───── Data records
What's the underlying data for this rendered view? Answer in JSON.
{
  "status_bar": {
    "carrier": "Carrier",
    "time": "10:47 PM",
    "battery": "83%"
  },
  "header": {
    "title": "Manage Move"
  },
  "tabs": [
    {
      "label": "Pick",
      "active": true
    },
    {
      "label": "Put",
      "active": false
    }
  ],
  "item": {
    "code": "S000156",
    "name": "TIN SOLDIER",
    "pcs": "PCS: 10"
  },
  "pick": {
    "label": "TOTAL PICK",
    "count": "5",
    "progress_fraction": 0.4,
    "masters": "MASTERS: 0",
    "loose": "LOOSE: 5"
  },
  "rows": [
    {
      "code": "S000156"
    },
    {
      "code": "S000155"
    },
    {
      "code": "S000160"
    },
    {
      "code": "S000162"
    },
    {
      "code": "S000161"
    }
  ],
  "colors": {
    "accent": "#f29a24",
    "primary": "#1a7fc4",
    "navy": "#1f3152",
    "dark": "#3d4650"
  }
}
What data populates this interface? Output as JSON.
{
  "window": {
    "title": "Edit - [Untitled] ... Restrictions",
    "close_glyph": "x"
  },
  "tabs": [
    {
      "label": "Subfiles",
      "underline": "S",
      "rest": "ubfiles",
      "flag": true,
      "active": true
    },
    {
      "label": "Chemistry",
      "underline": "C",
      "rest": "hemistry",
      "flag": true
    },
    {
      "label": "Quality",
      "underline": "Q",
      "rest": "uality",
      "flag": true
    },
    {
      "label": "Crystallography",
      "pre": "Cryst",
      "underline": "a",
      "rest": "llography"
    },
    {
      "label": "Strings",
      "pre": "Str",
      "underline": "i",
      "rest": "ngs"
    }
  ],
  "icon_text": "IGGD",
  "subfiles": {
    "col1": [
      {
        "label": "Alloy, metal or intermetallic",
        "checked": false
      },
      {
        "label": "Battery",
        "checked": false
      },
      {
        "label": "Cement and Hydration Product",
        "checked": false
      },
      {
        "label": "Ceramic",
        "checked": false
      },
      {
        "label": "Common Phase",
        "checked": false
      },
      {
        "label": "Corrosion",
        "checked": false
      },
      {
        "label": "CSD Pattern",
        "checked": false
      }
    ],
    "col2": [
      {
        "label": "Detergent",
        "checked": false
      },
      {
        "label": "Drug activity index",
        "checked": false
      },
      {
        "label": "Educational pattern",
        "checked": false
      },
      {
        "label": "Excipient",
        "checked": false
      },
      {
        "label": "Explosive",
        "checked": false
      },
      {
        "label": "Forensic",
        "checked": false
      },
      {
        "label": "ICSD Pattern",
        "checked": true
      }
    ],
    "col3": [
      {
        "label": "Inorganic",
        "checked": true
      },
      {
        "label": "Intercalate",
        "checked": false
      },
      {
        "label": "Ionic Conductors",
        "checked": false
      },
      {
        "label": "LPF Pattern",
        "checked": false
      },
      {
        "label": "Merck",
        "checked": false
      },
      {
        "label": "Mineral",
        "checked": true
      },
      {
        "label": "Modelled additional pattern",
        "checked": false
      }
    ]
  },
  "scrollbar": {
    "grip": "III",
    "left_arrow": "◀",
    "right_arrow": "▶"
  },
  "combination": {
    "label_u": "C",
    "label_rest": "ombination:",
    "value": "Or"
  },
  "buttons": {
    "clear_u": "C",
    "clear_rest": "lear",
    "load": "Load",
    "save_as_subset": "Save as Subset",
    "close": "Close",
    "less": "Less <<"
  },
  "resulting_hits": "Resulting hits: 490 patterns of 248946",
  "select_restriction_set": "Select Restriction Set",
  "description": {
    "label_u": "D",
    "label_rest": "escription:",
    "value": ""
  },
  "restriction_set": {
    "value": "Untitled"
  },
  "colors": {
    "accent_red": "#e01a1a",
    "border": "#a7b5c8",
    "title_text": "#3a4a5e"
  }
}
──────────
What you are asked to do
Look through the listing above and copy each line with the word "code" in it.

Completed exercise
    "code": "S000156",
      "code": "S000156"
      "code": "S000155"
      "code": "S000160"
      "code": "S000162"
      "code": "S000161"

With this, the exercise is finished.